With these tactics, we hope to not only force the government to change, but also to shift the public narrative around the climate and ecological emergencies; the animal emergency; and the need for people to step up into open resistance against a system that is killing us.
We openly take these actions in solidarity with the people who are trapped in this unjust system of production. In particular, those working on farms and in slaughterhouses suffer from horrific working conditions, mental stress, and financial precarity. Suicide rates among dairy farmers, for example, are around 50% higher than the national average. Moreover, many of those working on farms and in slaughterhouses are vulnerable members of society or even migrant workers unable to find appropriate work elsewhere.
When we blockaded dairy infrastructure in September of this year we had a farmer dialogue team visiting auction marts and farming conventions to have crucial conversations and find common ground with those who would be considered most at odds with our demands. Meanwhile our ‘milk spill’ actions in supermarkets – where we took milk off the shelves in high-end stores like Fortnum & Mason and Harrods and poured it onto the floor – were inspired by the actions of farmers protesting the price of milk in 2015.
Indeed, we stand in support of all those engaged in any form of positive civil resistance. This includes the strike actions taken by an increasing number of unions across the UK. The climate and ecological crises are rooted in the same system that is responsible for the oppression of human and nonhuman animals alike. These challenges are interlinked and should not be treated in isolation. Rising to these challenges, however, is no mean feat.
An article for Socialist Appeal last month suggested that the actions of Animal Rebellion and others are futile in a system founded upon principles of capitalism. Whilst this perhaps carries some truth, the realities of our climate and ecological crisis means what we do – or fail to do – in the next 2-3 years will determine whether or not we have a liveable future.
Unfortunately, we do not have the luxury of time, so we take this nonviolent direct action knowing that a transition to a plant-based future – even within the existing system – would buy us valuable time to wean ourselves off fossil fuels and address other aspects of these crises. We do this just as trade unions campaign within the system for better working conditions and fair wages.We do this in the hope we will see more people step into mass action to achieve revolutionary goals. But we also acknowledge that there is no single, silver-bullet solution to the many other challenges we face. We therefore welcome the plurality of approaches and diversity of people challenging oppression every day.
Perhaps one day, together, we will see a radical transformation of society, but until then Animal Rebellion will continue to resist a system that is killing us in the same ways countless nonhuman animals resist their persecution every day on farms and in slaughterhouses.

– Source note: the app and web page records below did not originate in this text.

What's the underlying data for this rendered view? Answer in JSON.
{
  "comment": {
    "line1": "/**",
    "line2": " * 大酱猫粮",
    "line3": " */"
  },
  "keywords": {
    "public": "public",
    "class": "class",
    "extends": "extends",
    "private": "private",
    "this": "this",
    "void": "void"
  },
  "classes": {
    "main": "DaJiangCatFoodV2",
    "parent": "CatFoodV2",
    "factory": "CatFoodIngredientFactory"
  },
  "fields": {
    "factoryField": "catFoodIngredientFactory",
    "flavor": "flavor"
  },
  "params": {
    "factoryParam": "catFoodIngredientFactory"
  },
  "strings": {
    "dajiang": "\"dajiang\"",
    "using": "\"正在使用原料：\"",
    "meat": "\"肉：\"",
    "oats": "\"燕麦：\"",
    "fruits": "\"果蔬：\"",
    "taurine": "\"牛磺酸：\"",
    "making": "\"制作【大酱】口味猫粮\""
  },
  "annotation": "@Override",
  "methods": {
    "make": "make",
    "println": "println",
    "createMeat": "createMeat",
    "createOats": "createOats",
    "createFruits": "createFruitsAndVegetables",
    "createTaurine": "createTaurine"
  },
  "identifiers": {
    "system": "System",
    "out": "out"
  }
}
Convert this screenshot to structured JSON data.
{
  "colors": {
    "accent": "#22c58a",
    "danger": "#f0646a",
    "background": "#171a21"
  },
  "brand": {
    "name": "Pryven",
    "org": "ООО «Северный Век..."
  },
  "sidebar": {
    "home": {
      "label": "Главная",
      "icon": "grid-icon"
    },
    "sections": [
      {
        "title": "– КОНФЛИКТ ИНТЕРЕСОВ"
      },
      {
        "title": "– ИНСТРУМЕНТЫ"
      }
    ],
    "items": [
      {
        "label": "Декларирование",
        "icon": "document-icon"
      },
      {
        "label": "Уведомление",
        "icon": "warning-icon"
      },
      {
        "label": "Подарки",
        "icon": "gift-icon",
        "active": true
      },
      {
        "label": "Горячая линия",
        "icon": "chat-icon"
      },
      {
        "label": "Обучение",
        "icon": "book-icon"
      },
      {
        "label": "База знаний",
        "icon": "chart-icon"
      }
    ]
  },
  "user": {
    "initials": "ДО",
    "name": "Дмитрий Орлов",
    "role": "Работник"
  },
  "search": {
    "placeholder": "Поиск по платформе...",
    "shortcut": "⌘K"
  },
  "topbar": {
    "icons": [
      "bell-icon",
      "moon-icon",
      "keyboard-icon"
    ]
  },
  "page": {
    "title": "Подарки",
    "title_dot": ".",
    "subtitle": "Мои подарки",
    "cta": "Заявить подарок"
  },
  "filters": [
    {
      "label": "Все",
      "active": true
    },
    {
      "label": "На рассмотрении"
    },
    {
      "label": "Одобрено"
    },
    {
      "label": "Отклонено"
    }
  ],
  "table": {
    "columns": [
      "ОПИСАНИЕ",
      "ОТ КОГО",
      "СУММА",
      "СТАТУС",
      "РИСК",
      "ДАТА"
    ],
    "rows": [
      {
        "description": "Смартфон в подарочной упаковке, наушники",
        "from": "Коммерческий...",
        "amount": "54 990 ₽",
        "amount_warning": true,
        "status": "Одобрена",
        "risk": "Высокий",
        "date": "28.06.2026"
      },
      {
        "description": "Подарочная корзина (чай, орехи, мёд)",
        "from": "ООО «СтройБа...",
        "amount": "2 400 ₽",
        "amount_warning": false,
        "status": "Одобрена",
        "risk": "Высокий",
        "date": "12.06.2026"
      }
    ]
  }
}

Until then, we will continue to call on our government to support farmers in a transition to a plant-based future and our positive vision of a thriving, rewilded, countryside.